**What this task involves**
Note each line of the listing that contains the string "true", and copy it.

**Records to process**
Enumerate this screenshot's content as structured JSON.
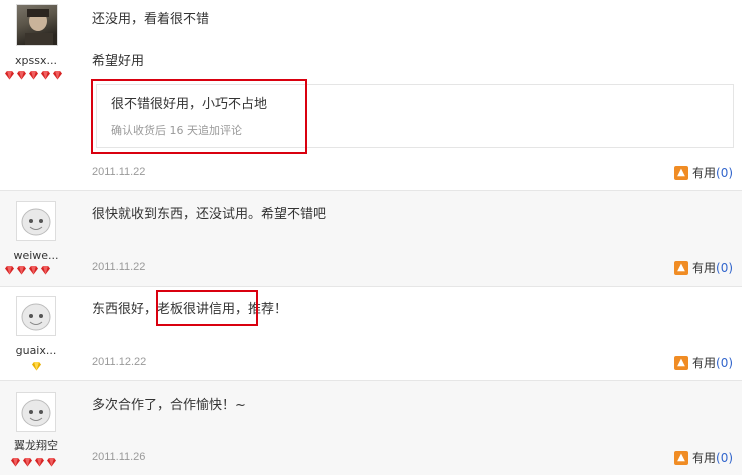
{
  "colors": {
    "highlight_border": "#d9000f",
    "accent_count": "#3366cc",
    "thumb": "#f08c24"
  },
  "reviews": [
    {
      "username": "xpssx...",
      "gem_count": 5,
      "gem_icon": "red-diamond-icon",
      "lines": [
        "还没用，看着很不错",
        "希望好用"
      ],
      "append": {
        "text": "很不错很好用，小巧不占地",
        "note": "确认收货后 16 天追加评论"
      },
      "date": "2011.11.22",
      "useful_label": "有用",
      "useful_count": "(0)"
    },
    {
      "username": "weiwe...",
      "gem_count": 4,
      "gem_icon": "red-diamond-icon",
      "lines": [
        "很快就收到东西，还没试用。希望不错吧"
      ],
      "date": "2011.11.22",
      "useful_label": "有用",
      "useful_count": "(0)"
    },
    {
      "username": "guaix...",
      "gem_count": 1,
      "gem_icon": "yellow-heart-icon",
      "text_before": "东西很好，",
      "text_highlight": "老板很讲信用，",
      "text_after": "推荐！",
      "date": "2011.12.22",
      "useful_label": "有用",
      "useful_count": "(0)"
    },
    {
      "username": "翼龙翔空",
      "gem_count": 4,
      "gem_icon": "red-diamond-icon",
      "lines": [
        "多次合作了，合作愉快！~"
      ],
      "date": "2011.11.26",
      "useful_label": "有用",
      "useful_count": "(0)"
    }
  ]
}
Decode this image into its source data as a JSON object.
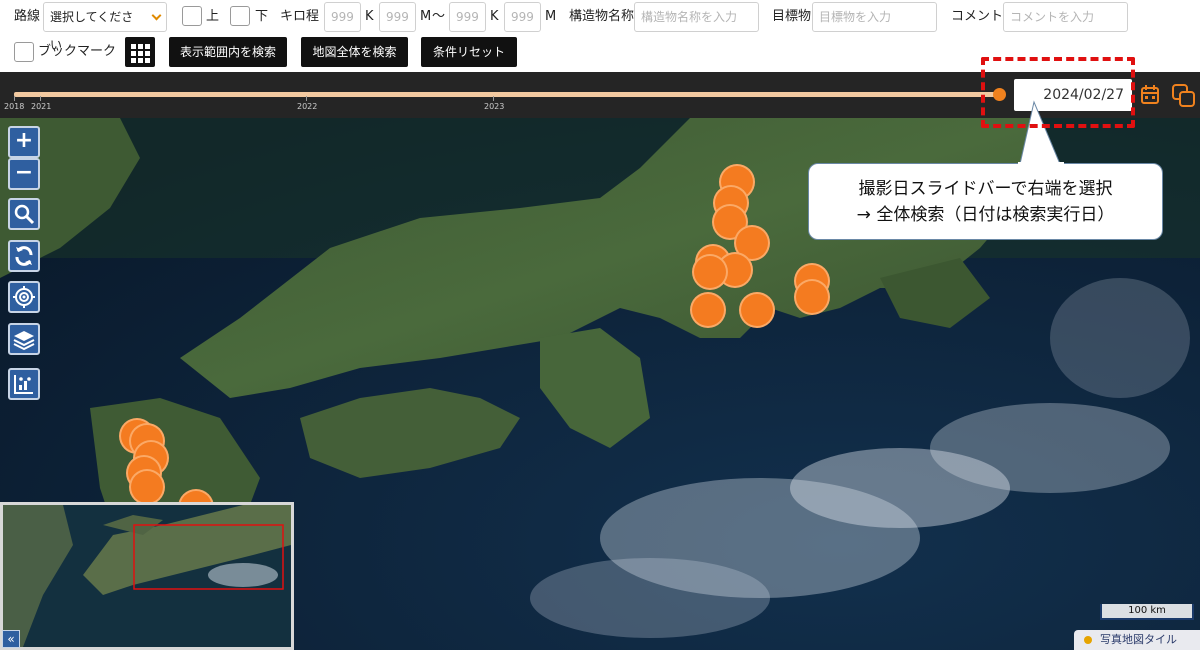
{
  "filters": {
    "route_label": "路線",
    "route_select": "選択してください",
    "up_label": "上",
    "down_label": "下",
    "kilo_label": "キロ程",
    "kilo_from_k_placeholder": "999",
    "k_unit_1": "K",
    "kilo_from_m_placeholder": "999",
    "m_unit_1": "M",
    "tilde": "～",
    "kilo_to_k_placeholder": "999",
    "k_unit_2": "K",
    "kilo_to_m_placeholder": "999",
    "m_unit_2": "M",
    "structure_label": "構造物名称",
    "structure_placeholder": "構造物名称を入力",
    "landmark_label": "目標物",
    "landmark_placeholder": "目標物を入力",
    "comment_label": "コメント",
    "comment_placeholder": "コメントを入力",
    "bookmark_label": "ブックマーク",
    "search_visible_button": "表示範囲内を検索",
    "search_all_button": "地図全体を検索",
    "reset_button": "条件リセット"
  },
  "timeline": {
    "tick_labels": [
      "2018",
      "2021",
      "2022",
      "2023"
    ],
    "selected_date": "2024/02/27",
    "slider_position_percent": 100
  },
  "callout": {
    "line1": "撮影日スライドバーで右端を選択",
    "line2": "→  全体検索（日付は検索実行日）"
  },
  "map": {
    "zoom_in": "+",
    "zoom_out": "−",
    "scale_label": "100 km",
    "tile_label": "写真地図タイル",
    "collapse_label": "«",
    "marker_color": "#f47b20",
    "highlight_color": "#e01010",
    "accent_color": "#f0821e"
  }
}
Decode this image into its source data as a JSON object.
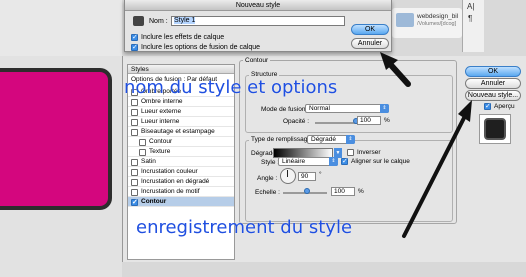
{
  "sheet": {
    "title": "Nouveau style",
    "name_label": "Nom :",
    "name_value": "Style 1",
    "include_effects_label": "Inclure les effets de calque",
    "include_effects_checked": true,
    "include_blend_label": "Inclure les options de fusion de calque",
    "include_blend_checked": true,
    "ok_label": "OK",
    "cancel_label": "Annuler"
  },
  "background": {
    "folder_name": "webdesign_bil",
    "folder_path": "/Volumes/[dcog]",
    "side_a": "A|",
    "side_b": "¶"
  },
  "styles_panel": {
    "header": "Styles",
    "options_label": "Options de fusion : Par défaut",
    "items": [
      {
        "label": "Ombre portée",
        "checked": false,
        "indent": false,
        "selected": false
      },
      {
        "label": "Ombre interne",
        "checked": false,
        "indent": false,
        "selected": false
      },
      {
        "label": "Lueur externe",
        "checked": false,
        "indent": false,
        "selected": false
      },
      {
        "label": "Lueur interne",
        "checked": false,
        "indent": false,
        "selected": false
      },
      {
        "label": "Biseautage et estampage",
        "checked": false,
        "indent": false,
        "selected": false
      },
      {
        "label": "Contour",
        "checked": false,
        "indent": true,
        "selected": false
      },
      {
        "label": "Texture",
        "checked": false,
        "indent": true,
        "selected": false
      },
      {
        "label": "Satin",
        "checked": false,
        "indent": false,
        "selected": false
      },
      {
        "label": "Incrustation couleur",
        "checked": false,
        "indent": false,
        "selected": false
      },
      {
        "label": "Incrustation en dégradé",
        "checked": false,
        "indent": false,
        "selected": false
      },
      {
        "label": "Incrustation de motif",
        "checked": false,
        "indent": false,
        "selected": false
      },
      {
        "label": "Contour",
        "checked": true,
        "indent": false,
        "selected": true
      }
    ]
  },
  "contour_panel": {
    "title": "Contour",
    "structure_title": "Structure",
    "blend_mode_label": "Mode de fusion :",
    "blend_mode_value": "Normal",
    "opacity_label": "Opacité :",
    "opacity_value": "100",
    "opacity_unit": "%",
    "opacity_fraction": 1.0,
    "fill_type_label": "Type de remplissage :",
    "fill_type_value": "Dégradé",
    "gradient_label": "Dégradé :",
    "invert_label": "Inverser",
    "invert_checked": false,
    "style_label": "Style :",
    "style_value": "Linéaire",
    "align_label": "Aligner sur le calque",
    "align_checked": true,
    "angle_label": "Angle :",
    "angle_value": "90",
    "angle_unit": "°",
    "scale_label": "Echelle :",
    "scale_value": "100",
    "scale_unit": "%"
  },
  "right_buttons": {
    "ok_label": "OK",
    "cancel_label": "Annuler",
    "new_style_label": "Nouveau style...",
    "preview_label": "Aperçu",
    "preview_checked": true
  },
  "annotations": {
    "name_note": "nom du style et options",
    "save_note": "enregistrement du style"
  },
  "colors": {
    "accent_blue": "#3b8de6",
    "annotation_blue": "#1f4fe0",
    "pink_shape": "#d4067e"
  }
}
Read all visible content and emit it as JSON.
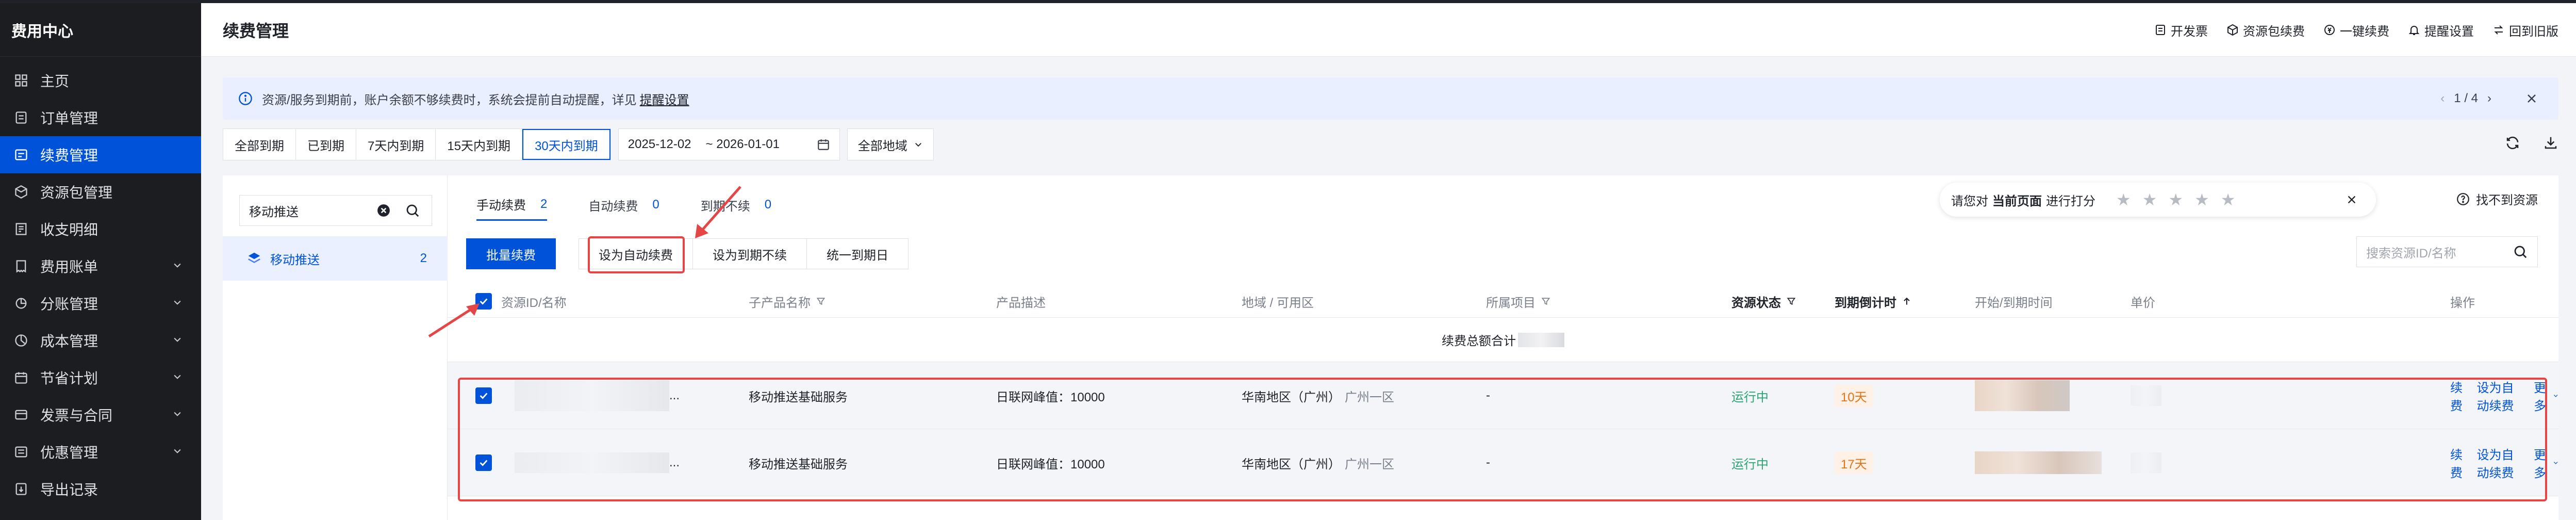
{
  "sidebar": {
    "title": "费用中心",
    "items": [
      {
        "label": "主页",
        "icon": "grid-icon"
      },
      {
        "label": "订单管理",
        "icon": "order-icon"
      },
      {
        "label": "续费管理",
        "icon": "renew-icon"
      },
      {
        "label": "资源包管理",
        "icon": "package-icon"
      },
      {
        "label": "收支明细",
        "icon": "ledger-icon"
      },
      {
        "label": "费用账单",
        "icon": "bill-icon"
      },
      {
        "label": "分账管理",
        "icon": "split-icon"
      },
      {
        "label": "成本管理",
        "icon": "cost-icon"
      },
      {
        "label": "节省计划",
        "icon": "plan-icon"
      },
      {
        "label": "发票与合同",
        "icon": "invoice-icon"
      },
      {
        "label": "优惠管理",
        "icon": "discount-icon"
      },
      {
        "label": "导出记录",
        "icon": "export-icon"
      }
    ]
  },
  "header": {
    "title": "续费管理",
    "actions": [
      "开发票",
      "资源包续费",
      "一键续费",
      "提醒设置",
      "回到旧版"
    ]
  },
  "notice": {
    "text": "资源/服务到期前，账户余额不够续费时，系统会提前自动提醒，详见",
    "link": "提醒设置",
    "pager": "1 / 4"
  },
  "filters": {
    "segments": [
      "全部到期",
      "已到期",
      "7天内到期",
      "15天内到期",
      "30天内到期"
    ],
    "active_segment": "30天内到期",
    "date_start": "2025-12-02",
    "date_end": "~ 2026-01-01",
    "region": "全部地域"
  },
  "left_panel": {
    "search_value": "移动推送",
    "product": "移动推送",
    "product_count": "2"
  },
  "tabs": [
    {
      "label": "手动续费",
      "count": "2"
    },
    {
      "label": "自动续费",
      "count": "0"
    },
    {
      "label": "到期不续",
      "count": "0"
    }
  ],
  "rating": {
    "prefix": "请您对",
    "bold": "当前页面",
    "suffix": "进行打分",
    "stars": 5
  },
  "not_found": "找不到资源",
  "buttons": {
    "batch": "批量续费",
    "set_auto": "设为自动续费",
    "set_no_renew": "设为到期不续",
    "unify_date": "统一到期日"
  },
  "search_placeholder": "搜索资源ID/名称",
  "table": {
    "headers": [
      "资源ID/名称",
      "子产品名称",
      "产品描述",
      "地域 / 可用区",
      "所属项目",
      "资源状态",
      "到期倒计时",
      "开始/到期时间",
      "单价",
      "操作"
    ],
    "summary": "续费总额合计",
    "rows": [
      {
        "id_suffix": "...",
        "sub_product": "移动推送基础服务",
        "desc": "日联网峰值：10000",
        "region": "华南地区（广州）",
        "zone": "广州一区",
        "project": "-",
        "status": "运行中",
        "countdown": "10天",
        "op_renew": "续费",
        "op_auto": "设为自动续费",
        "op_more": "更多"
      },
      {
        "id_suffix": "...",
        "sub_product": "移动推送基础服务",
        "desc": "日联网峰值：10000",
        "region": "华南地区（广州）",
        "zone": "广州一区",
        "project": "-",
        "status": "运行中",
        "countdown": "17天",
        "op_renew": "续费",
        "op_auto": "设为自动续费",
        "op_more": "更多"
      }
    ]
  },
  "colors": {
    "primary": "#0052d9",
    "sidebar_bg": "#1c1d21",
    "annotation": "#e54545",
    "status_green": "#2ba471",
    "countdown_orange": "#e37318"
  }
}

**Answer box**
    "include_effects_checked": true,
    "include_blend_checked": true,
        "indent": true,
        "indent": true,
        "checked": true,
        "selected": true
    "align_checked": true,
    "preview_checked": true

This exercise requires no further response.